**About this exercise:**
Return every line of the records that includes the string "more".

[Dataset rows for apps and sites]

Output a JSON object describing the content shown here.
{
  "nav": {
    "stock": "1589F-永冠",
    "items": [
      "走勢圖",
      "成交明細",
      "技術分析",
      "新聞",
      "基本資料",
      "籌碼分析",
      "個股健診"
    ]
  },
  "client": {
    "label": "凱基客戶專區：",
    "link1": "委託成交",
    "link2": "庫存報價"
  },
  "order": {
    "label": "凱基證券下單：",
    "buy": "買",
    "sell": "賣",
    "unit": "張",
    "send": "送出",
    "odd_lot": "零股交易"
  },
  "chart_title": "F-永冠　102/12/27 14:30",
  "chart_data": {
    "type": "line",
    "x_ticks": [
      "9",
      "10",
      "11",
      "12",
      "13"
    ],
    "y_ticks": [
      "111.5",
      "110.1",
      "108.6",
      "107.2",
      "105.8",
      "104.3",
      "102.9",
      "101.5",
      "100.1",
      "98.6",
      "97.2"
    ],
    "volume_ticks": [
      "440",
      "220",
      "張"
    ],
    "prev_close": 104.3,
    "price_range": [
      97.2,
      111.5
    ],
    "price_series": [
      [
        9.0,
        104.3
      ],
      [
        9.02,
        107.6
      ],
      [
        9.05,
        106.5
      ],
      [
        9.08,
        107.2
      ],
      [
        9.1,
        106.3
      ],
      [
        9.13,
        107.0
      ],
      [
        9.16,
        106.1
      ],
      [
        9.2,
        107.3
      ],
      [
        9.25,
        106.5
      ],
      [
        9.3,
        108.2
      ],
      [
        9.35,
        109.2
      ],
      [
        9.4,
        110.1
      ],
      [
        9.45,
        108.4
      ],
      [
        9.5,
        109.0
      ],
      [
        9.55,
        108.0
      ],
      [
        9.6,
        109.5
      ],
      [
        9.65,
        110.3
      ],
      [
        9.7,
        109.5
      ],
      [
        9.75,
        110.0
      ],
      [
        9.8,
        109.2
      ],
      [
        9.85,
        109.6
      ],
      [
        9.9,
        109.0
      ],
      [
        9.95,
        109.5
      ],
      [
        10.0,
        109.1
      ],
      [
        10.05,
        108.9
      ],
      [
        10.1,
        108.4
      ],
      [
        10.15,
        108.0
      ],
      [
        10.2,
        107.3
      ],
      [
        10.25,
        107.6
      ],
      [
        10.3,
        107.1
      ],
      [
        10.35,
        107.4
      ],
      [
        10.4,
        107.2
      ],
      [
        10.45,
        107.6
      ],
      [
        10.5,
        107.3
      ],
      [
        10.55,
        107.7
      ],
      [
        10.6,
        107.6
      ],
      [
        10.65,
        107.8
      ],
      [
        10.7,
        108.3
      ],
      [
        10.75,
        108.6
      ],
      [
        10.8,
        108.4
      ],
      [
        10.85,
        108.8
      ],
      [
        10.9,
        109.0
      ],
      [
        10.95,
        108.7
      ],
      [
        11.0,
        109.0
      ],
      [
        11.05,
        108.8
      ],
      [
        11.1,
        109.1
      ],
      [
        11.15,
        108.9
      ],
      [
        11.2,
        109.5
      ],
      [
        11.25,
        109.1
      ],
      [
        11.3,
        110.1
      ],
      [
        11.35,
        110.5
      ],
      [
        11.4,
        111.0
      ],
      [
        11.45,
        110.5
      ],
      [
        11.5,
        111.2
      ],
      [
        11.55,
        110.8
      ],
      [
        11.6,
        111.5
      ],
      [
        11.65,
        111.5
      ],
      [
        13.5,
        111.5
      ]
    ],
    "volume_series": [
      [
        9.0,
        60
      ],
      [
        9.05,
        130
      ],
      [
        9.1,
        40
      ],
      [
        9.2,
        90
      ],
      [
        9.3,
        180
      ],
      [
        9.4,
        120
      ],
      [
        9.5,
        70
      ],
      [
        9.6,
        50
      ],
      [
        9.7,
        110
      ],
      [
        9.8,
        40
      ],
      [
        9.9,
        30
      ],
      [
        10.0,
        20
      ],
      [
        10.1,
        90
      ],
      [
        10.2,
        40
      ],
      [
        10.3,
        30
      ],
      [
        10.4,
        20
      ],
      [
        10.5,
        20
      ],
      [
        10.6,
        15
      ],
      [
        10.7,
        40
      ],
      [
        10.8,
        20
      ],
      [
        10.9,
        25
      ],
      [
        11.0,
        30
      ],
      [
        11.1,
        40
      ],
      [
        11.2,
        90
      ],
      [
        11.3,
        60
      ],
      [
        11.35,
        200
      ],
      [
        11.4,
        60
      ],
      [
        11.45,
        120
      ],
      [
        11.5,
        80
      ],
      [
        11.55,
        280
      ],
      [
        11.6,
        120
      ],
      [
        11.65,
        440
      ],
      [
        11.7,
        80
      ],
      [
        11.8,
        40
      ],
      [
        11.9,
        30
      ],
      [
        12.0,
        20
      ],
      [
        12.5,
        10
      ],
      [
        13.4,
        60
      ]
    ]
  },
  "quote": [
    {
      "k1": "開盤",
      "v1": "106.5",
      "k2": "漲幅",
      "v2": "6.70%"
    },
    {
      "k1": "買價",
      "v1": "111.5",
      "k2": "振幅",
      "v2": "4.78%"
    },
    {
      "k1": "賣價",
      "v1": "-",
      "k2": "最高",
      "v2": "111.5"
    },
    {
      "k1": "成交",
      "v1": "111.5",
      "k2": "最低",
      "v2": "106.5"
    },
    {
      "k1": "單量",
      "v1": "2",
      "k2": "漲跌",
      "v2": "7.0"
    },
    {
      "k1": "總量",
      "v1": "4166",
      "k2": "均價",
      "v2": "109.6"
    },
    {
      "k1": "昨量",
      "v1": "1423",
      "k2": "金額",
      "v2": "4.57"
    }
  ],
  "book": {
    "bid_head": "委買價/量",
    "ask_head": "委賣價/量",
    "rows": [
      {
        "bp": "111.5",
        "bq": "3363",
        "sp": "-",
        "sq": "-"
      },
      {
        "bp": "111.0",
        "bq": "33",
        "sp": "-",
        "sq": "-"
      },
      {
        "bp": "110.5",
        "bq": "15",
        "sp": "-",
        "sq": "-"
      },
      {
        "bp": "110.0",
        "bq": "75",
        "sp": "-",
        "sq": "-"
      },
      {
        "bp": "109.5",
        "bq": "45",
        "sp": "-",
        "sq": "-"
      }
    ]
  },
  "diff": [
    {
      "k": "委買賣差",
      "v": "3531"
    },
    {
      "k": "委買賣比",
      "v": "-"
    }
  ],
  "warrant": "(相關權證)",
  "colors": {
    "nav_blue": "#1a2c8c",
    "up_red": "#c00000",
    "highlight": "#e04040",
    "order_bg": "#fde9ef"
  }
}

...

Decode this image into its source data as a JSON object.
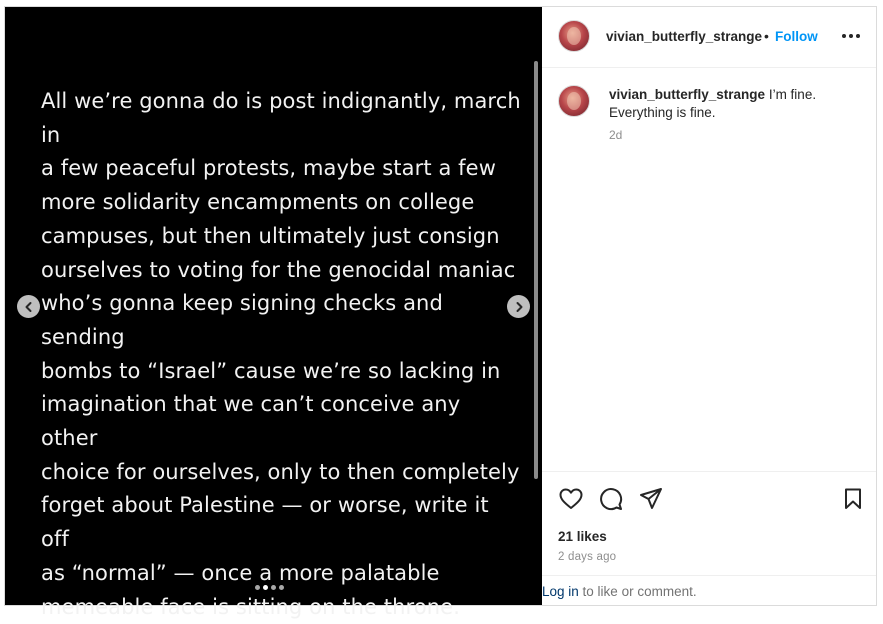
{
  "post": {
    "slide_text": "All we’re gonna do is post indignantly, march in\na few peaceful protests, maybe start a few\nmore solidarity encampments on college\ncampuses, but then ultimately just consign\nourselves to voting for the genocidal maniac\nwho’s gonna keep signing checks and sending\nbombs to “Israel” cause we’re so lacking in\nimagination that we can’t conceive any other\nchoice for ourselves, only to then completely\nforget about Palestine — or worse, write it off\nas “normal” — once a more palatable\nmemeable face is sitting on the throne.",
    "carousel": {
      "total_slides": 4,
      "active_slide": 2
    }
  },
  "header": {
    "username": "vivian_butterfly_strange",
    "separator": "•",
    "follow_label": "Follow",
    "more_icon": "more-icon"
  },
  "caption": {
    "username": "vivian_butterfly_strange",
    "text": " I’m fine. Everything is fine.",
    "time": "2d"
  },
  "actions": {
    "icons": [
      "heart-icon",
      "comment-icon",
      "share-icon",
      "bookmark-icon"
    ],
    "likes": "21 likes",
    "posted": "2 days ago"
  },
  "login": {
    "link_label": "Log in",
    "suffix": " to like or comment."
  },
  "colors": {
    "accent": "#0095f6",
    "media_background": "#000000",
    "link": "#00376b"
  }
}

**Answer space:**
    "slide_text": "All we’re gonna do is post indignantly, march in\na few peaceful protests, maybe start a few\nmore solidarity encampments on college\ncampuses, but then ultimately just consign\nourselves to voting for the genocidal maniac\nwho’s gonna keep signing checks and sending\nbombs to “Israel” cause we’re so lacking in\nimagination that we can’t conceive any other\nchoice for ourselves, only to then completely\nforget about Palestine — or worse, write it off\nas “normal” — once a more palatable\nmemeable face is sitting on the throne.",
    "more_icon": "more-icon"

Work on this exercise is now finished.